Work Cited

Bauer, Scott (Feb. 18, 2020). Wisconsin Assembly passes bipartisan water quality bills. Great Lakes Now. Retrieved November 22, 2020, from https://www.greatlakesnow.org/2020/02/ap-wisconsin-assembly-bipartisan-water-quality-bills/

Knobeloch, L., Gorski, P., Christenson, M., & Anderson, H. (2013). Private Drinking Water
Quality in Rural Wisconsin. Journal of Environmental Health, 75(7), 16–21.

Malecki, K. M. C., Schultz, A. A., Severtson, D. J., Anderson, H. A., & VanDerslice, J. A.
(2017). Private-well stewardship among a general population based sample of private well-owners. The Science of the Total Environment, 601–602, 1533–1543. https://doi.org/10.1016/j.scitotenv.2017.05.284

Mathewson, P. D., Evans, S., Byrnes, T., Joos, A., & Naidenko, O. V. (2020). Health and
economic impact of nitrate pollution in drinking water: A Wisconsin case study. Environmental Monitoring and Assessment, 192(11), 724. https://doi.org/10.1007/s10661-020-08652-0

UN-Water. (2020). Human Rights to Water and Sanitation. UN-Water. https://www.unwater.org/water-facts/human-rights/

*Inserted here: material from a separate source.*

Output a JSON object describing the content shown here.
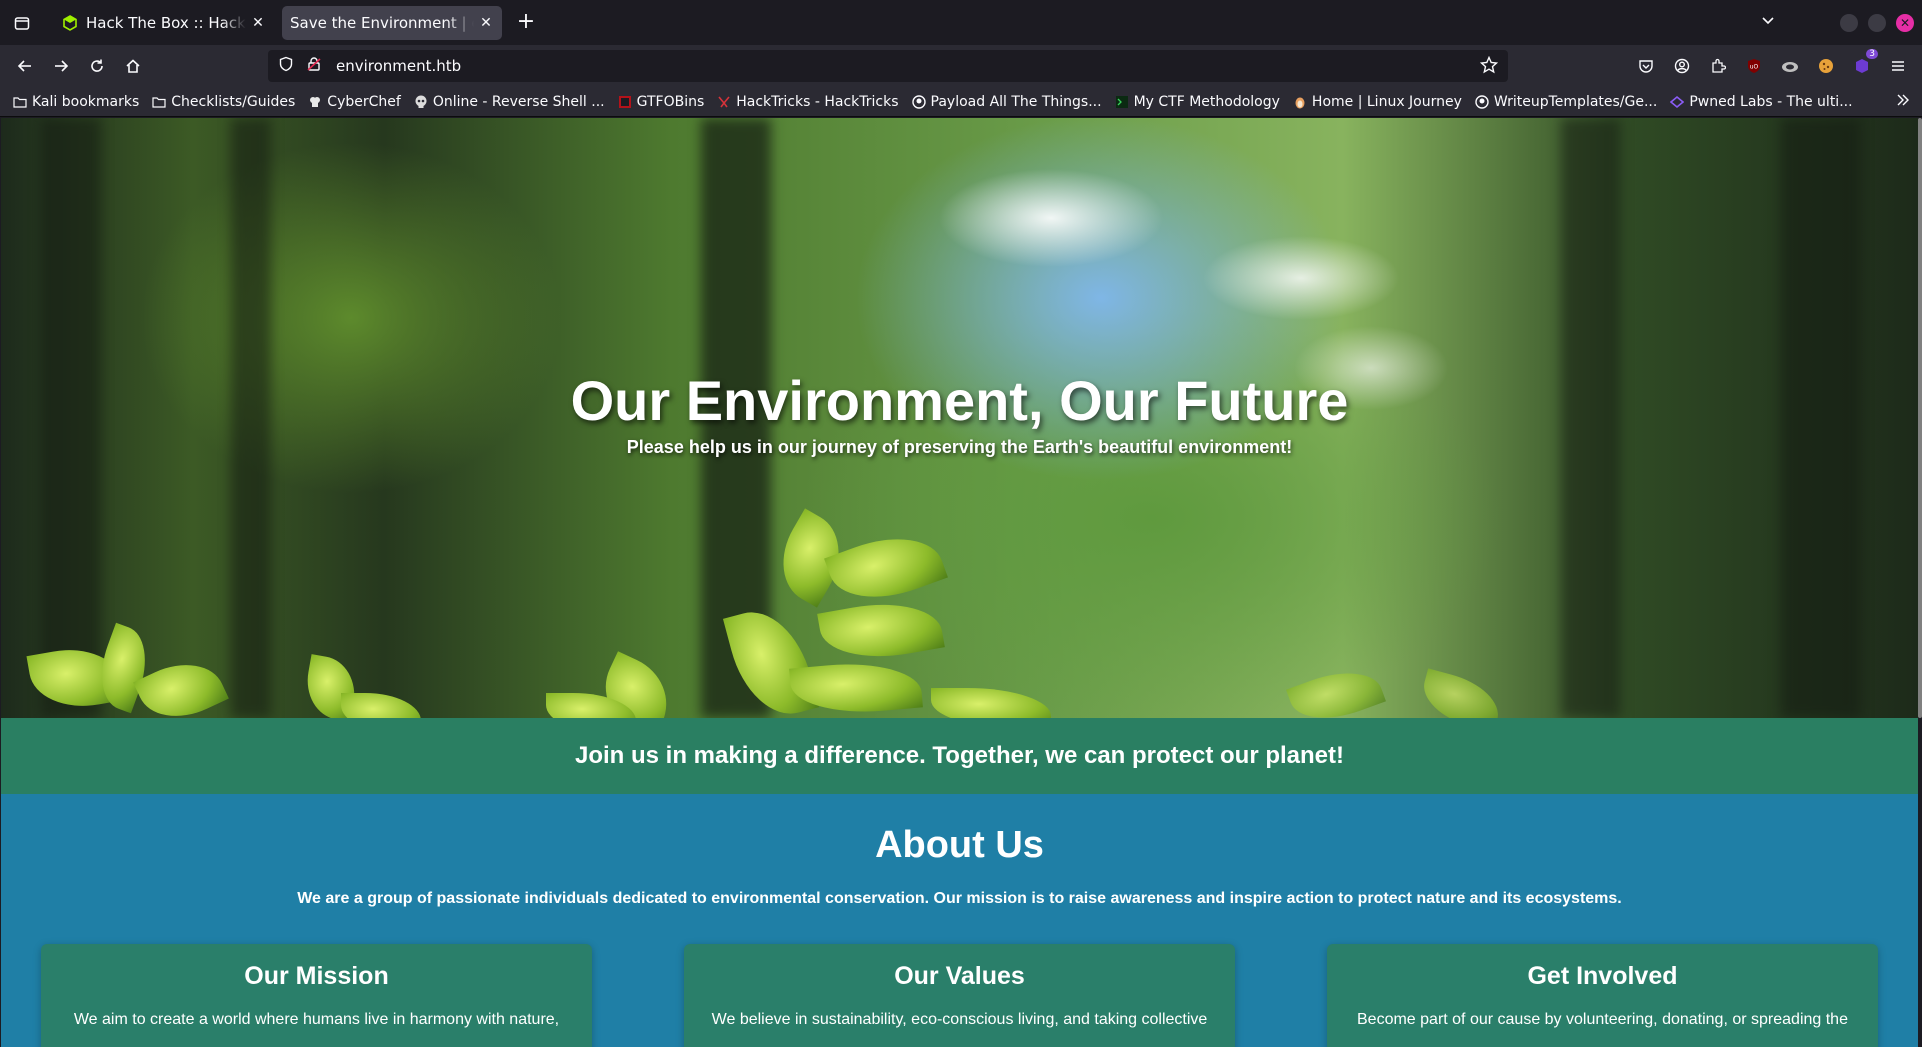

US EPA, O. (2013, March 27). Estimated Nitrate Concentrations in Groundwater Used for Drinking. US EPA. https://www.epa.gov/nutrient-policy-data/estimated-nitrate-concentrations-groundwater-used-drinking